“The Stretta is an endoscopic outpatient procedure that delivers radiofrequency energy to the muscle layer at the distal esophagus and proximal stomach to improve barrier function and to minimize reflux events. According to multiple clinical studies and our own experience with Stretta, it is effective and has minimal adverse events,” adds Dr. Ertan.

“I was one of the first patients to have the Stretta procedure in Houston,” says Bill B. “After my Barrett’s esophagus with additional precancerous cells were successfully eliminated by the RFA procedure, I had a Stretta procedure by Dr. Ertan. Then I discontinued my long-term reflux medications completely and I have no more reflux symptoms. I am grateful for Dr. Ertan’s expertise, skills and his outstanding team.”

At Memorial Hermann, patients with Barrett’s esophagus receive multidisciplinary care from a team of expert gastroenterologists, pathologists, radiologists, oncologists and surgeons.

“This will not get better on its own”

“I tell people to ask their doctor about their symptoms and learn if they have Barrett’s esophagus,” says Bill B. “There are life-saving options to keep Barrett’s from developing into cancer and my advice is don’t wait too long. This will not get better on its own.”
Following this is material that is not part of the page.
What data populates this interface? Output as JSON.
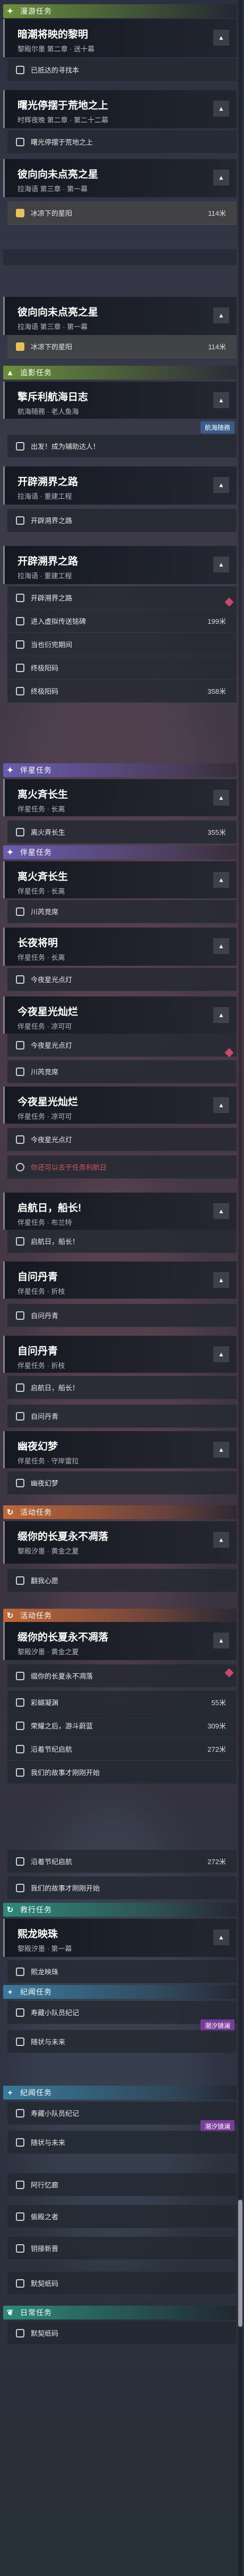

He is very upbeat and grateful for everything Dr. Ertan and his team have done. Bill B. enjoyed a thriving career in the oil and gas industry for 30+ years before his recent retirement. Even when he had a demanding work schedule he monitored his eating habits. “I was always conscientious about my diet and I continue to be diligent. I don’t eat spicy foods, tomatoes, caffeine, carbonated drinks and I do not overeat or eat too late in the evening.”

He appreciates how supportive his family is. He has been married to his wife for 45 years and they have three grown children.

It is not unusual to spot Bill B. riding around his neighborhood on his bicycle and logging 11 miles a day. Another hobby he enjoys is drilling shallow water wells. He is very happy that he has plenty of stamina to enjoy life.

“I think people would be surprised to know that they can be at risk for esophageal cancer and yet they think they are just battling normal heartburn,” he says.